Bottom-Up Leadership – Thriving at Work Despite Difficult Co-Workers
I recently posed a question to my Instagram followers, “What is one of the biggest challenges you face at work?” The most consistent response was “how do you navigate working with difficult or unmotivated co-workers.”
I am part of a very professional, capable, and hard-working team. But through my years of working in government and on campaigns, I have experienced this challenge and learned how to overcome it.

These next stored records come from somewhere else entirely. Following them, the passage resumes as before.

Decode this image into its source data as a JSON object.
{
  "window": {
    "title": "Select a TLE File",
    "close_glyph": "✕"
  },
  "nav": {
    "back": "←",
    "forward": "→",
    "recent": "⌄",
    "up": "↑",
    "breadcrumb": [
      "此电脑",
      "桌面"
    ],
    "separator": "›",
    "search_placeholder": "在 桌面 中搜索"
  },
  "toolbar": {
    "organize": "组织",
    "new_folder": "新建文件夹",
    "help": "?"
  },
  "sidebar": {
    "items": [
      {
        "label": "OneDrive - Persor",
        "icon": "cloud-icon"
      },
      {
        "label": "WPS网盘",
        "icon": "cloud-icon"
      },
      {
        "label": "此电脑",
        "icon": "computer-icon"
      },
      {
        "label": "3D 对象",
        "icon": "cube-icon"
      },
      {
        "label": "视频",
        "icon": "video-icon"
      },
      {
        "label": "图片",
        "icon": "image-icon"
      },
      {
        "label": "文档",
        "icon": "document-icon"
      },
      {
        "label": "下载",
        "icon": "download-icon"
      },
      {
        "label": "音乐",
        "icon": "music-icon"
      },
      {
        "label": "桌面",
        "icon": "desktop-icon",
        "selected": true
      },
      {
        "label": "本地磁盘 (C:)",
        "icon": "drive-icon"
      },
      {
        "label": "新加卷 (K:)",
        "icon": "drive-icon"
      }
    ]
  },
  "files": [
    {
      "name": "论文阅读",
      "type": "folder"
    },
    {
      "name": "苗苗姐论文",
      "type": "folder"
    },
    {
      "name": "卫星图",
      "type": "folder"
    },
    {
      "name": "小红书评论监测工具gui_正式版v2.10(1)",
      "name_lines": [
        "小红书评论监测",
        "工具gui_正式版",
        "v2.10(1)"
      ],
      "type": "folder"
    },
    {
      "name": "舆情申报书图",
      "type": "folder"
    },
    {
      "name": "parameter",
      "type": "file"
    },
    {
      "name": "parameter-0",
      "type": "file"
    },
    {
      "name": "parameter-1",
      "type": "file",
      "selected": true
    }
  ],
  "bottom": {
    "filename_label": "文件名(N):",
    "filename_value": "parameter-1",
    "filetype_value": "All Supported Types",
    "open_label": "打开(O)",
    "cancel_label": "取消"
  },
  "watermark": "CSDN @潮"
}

Having colleagues that aren’t pulling their weight, have bad attitudes, or perhaps aren’t even qualified for their job can really add an extra layer of challenge (and stress!) to your professional life. They say people don’t leave companies because of the work, but because of the people. If someone is interviewing five people of equal skill sets and experience, they’ll hire the person who they can see themselves having the best time with. People want to work around people they like. Challenging work with positive, hard-working coworkers feels much more doable. Challenging work with lazy, negative co-workers feels like it’s time to job hunt.
Have you ever noticed that the people that bother you most are either lateral to you in position or above you? If you are managing difficult people, you have the authority to coach them up, talk to them about changes that are needed in their production or mindsets at work. Your mindset towards them is one of leadership. How you respond to the situation of a difficult coworker is entirely under your control. You either fix the issue or you are a part of replacing the person. Either way, while it could be challenging, it’s much more manageable to deal with than you may imagine.
But when someone isn’t in your chain of command to coach, that’s where real frustration sets in. It can be consistently disturbing to your work life to have someone making the same amount of money, or with the same title, doing less. It’s even more frustrating to be more qualified or hardworking than someone senior to you, who is making more money.
There may be appropriate situations in which you can have a one-on-one conversation with someone about how they are leaving you with more work or how their attitude is bringing down the entire group. If you can, I encourage you to make the uncomfortable choice to communicate openly with your coworkers. Don’t let it fester. This is also a strong form of leading. It’s the relationships you value that you work on. You might not respect your co-worker, but you value your relationship with your place of employment. Having these conversations will set you up well when you inevitably manage the person you are currently lateral to.
Unfortunately, those conversations don’t always make problems magically disappear. So, here’s some mental gymnastics that really helped me navigate working with those people who have “good enough for government work” as their life motto.
Apply the same mindset towards your peers and leaders that frustrate you as you have towards those you manage. Even though you won’t be able to mentor them in the exact same official ways you do with those who fall beneath you in the organizational structure, lead by example. This is called bottom-up leadership. Think of yourself as a leader, even if you don’t have the title. You might be lateral right now, but if the nature of the work environment is truly how you feel it is, then sooner than later, you will be the leader. The worst thing you can do is let these people bring you to their level. Instead, rise above. Be positive. Work hard. Be solution oriented. Refuse to gossip, procrastinate, or cut corners. Take on the management mindset, even if you are an employee. Leadership is much more about how you operate than your title. If someone has the title but no one follows them, they aren’t a leader. When you start working as if you have the title you are striving for, soon you will.